Justin Talbot-Stern <jtalbot@extro.ucc.su.OZ.AU> wrote:
>
>>Saw a small article in one of the most recent issues of Flight
>>International that said that Ansett is to convert its odd-ball
>>3-pilot 767s into 2-pilot 767s.
>
>I had the opportunity to work in Ansett's Engineering department during my
>summer holidays and spent a lot of time in their 767-200 cockpits performing
>CRT diagnostic tests and FMS data uploads.
>
>As for Ansett being the only airline in the world to operate three crew 767, I
>think this is wrong.  Last January, Ansett took delivery of an additional
>used 767-200 from Britannia Airways and I think it was a three crew aircraft
>as well.  However, the 767's they're thinking of acquiring over the next few
>years have the standard two-pilot cockpits.
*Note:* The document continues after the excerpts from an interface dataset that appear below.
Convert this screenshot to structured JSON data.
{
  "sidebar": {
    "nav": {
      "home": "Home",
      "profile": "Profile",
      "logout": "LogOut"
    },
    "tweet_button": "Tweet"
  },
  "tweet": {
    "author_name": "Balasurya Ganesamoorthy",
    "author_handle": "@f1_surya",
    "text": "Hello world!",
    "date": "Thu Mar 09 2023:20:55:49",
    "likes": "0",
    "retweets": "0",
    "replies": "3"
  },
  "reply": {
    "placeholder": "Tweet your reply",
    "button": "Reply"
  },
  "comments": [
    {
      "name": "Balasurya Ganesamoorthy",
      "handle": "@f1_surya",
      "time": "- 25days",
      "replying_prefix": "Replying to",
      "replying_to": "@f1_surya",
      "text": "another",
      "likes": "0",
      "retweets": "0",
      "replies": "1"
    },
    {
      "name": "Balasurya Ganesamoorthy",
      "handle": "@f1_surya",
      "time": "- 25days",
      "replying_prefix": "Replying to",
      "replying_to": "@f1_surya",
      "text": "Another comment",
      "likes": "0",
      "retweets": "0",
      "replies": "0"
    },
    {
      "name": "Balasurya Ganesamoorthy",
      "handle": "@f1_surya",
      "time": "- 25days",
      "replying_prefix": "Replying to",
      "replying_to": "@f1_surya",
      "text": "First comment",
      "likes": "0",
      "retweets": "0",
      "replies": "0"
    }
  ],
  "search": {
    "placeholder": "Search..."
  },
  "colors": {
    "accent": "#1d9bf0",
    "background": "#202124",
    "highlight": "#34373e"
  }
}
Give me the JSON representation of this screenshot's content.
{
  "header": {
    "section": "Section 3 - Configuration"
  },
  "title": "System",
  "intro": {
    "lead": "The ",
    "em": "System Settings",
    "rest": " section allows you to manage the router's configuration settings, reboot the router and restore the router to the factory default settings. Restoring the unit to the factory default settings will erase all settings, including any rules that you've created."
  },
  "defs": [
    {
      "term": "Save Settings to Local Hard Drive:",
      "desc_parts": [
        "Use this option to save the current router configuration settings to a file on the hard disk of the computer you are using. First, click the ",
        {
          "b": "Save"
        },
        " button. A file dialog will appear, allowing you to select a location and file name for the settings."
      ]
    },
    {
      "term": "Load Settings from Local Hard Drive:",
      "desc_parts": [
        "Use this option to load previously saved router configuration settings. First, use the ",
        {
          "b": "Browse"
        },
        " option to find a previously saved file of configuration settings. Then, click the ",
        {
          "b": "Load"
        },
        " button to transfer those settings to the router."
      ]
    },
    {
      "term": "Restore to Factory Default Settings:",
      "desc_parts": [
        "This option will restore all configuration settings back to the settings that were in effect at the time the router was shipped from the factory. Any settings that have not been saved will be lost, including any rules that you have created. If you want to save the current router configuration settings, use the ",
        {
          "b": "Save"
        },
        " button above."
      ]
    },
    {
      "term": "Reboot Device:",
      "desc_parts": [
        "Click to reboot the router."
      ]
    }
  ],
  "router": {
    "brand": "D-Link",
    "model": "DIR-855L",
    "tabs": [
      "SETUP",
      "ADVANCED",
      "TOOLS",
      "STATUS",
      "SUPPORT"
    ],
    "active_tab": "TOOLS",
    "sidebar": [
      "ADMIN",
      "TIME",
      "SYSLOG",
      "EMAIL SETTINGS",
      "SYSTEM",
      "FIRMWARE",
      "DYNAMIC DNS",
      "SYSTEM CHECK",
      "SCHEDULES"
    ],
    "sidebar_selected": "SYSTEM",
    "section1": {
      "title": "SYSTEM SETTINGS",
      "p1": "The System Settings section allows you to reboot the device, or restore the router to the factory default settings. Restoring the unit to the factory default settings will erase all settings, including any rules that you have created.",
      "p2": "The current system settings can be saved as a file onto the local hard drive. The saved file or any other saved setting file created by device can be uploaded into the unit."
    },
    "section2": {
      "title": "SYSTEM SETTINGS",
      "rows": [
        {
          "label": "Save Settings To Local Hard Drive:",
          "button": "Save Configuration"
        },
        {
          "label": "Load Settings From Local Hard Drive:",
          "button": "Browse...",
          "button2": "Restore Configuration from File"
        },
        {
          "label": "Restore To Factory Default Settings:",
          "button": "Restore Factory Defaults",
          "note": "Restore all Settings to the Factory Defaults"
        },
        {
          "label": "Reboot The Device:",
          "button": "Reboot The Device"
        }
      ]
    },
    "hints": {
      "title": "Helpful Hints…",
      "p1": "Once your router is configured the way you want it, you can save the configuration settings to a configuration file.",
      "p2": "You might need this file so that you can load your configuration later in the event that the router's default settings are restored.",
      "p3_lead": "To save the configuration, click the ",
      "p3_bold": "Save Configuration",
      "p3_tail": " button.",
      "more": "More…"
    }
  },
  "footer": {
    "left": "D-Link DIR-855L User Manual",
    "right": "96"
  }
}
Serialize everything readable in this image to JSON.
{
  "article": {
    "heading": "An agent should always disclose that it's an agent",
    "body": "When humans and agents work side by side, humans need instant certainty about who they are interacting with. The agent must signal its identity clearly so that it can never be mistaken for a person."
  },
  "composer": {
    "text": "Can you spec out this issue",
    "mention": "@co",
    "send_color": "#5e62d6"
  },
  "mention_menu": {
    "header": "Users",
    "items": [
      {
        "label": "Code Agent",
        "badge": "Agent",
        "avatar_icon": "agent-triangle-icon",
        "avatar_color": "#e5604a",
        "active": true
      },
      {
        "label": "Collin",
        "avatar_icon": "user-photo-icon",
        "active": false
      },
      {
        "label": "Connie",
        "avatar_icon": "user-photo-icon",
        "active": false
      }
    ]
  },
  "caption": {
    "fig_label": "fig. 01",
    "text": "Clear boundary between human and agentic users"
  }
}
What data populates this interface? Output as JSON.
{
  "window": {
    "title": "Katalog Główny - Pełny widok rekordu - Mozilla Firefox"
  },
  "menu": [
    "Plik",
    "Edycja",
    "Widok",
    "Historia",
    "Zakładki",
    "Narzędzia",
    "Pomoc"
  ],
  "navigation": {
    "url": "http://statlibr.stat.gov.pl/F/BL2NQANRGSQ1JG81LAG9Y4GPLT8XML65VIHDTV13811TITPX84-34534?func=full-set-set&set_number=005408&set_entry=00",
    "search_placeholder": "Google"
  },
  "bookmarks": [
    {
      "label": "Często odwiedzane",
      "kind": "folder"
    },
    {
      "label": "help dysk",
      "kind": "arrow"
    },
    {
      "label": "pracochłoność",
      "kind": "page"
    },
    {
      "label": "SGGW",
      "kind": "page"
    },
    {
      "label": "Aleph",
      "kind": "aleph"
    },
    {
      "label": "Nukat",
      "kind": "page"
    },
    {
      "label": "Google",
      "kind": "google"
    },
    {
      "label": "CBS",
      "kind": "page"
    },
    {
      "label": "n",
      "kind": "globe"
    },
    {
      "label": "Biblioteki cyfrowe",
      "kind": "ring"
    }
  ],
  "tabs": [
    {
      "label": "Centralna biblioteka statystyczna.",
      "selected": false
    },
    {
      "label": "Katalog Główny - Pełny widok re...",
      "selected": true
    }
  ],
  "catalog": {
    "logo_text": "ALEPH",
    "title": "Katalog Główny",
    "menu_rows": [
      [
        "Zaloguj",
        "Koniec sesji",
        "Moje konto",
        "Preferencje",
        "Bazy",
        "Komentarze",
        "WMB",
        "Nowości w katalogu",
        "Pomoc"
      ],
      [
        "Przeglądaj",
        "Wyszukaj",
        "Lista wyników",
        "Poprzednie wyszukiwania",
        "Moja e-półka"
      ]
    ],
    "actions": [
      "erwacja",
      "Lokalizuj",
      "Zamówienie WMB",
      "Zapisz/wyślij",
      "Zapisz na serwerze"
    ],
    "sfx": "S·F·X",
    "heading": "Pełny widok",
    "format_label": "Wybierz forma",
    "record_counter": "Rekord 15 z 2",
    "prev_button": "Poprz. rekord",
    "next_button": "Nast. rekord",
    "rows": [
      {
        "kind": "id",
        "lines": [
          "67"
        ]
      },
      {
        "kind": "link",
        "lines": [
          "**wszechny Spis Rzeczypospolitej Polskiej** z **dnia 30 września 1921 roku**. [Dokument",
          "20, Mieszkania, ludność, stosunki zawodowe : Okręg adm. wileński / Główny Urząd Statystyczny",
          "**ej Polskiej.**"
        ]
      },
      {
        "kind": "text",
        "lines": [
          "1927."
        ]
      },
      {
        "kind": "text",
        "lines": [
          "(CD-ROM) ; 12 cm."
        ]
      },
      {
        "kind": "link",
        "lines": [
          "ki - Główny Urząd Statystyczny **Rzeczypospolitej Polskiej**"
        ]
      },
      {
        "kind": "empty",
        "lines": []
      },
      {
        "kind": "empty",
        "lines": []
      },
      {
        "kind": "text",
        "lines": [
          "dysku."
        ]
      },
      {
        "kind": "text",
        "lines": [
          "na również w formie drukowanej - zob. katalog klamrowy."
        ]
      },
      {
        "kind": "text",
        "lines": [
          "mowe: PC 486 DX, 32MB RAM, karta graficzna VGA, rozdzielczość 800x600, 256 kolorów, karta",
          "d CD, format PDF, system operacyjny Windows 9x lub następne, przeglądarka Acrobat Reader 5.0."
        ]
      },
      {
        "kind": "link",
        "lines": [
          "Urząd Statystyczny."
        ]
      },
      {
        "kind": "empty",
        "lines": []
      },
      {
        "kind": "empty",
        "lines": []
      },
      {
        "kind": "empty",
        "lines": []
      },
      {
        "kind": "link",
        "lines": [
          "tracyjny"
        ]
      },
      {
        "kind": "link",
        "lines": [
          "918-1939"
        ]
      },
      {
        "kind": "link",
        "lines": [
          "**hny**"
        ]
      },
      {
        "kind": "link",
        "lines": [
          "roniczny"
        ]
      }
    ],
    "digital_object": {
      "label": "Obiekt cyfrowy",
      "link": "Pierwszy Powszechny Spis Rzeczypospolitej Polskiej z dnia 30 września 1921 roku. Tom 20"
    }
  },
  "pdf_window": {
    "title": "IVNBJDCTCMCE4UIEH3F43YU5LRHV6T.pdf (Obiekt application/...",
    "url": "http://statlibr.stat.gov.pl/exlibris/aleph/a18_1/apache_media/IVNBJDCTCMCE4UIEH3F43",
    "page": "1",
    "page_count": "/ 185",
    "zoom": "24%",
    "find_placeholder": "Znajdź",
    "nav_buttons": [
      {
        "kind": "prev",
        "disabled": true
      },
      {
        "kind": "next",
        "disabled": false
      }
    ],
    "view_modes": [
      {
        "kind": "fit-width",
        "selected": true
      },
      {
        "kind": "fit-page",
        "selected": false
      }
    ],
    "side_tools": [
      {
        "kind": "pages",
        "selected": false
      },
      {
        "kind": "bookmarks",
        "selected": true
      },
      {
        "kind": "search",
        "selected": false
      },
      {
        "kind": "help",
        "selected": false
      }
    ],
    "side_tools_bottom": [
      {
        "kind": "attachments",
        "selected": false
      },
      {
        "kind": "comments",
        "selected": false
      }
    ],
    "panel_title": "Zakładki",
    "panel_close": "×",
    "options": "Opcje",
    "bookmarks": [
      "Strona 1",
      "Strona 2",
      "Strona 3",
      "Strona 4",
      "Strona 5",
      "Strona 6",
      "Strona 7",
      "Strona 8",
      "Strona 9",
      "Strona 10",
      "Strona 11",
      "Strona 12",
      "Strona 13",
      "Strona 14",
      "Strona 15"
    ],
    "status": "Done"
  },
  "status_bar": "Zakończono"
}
The report I saw said that Ansett had one "odd" 767 which they received
from Monarch (not Britannia) and that this 767 was a two-pilot crew
aircraft.

Also, there's no way that Britannia would ever have ordered the 767
with a flight-engineer station.  Britannia is a very lean British
charter operation, and I can't ever imagine them making such a
blunder.

RNA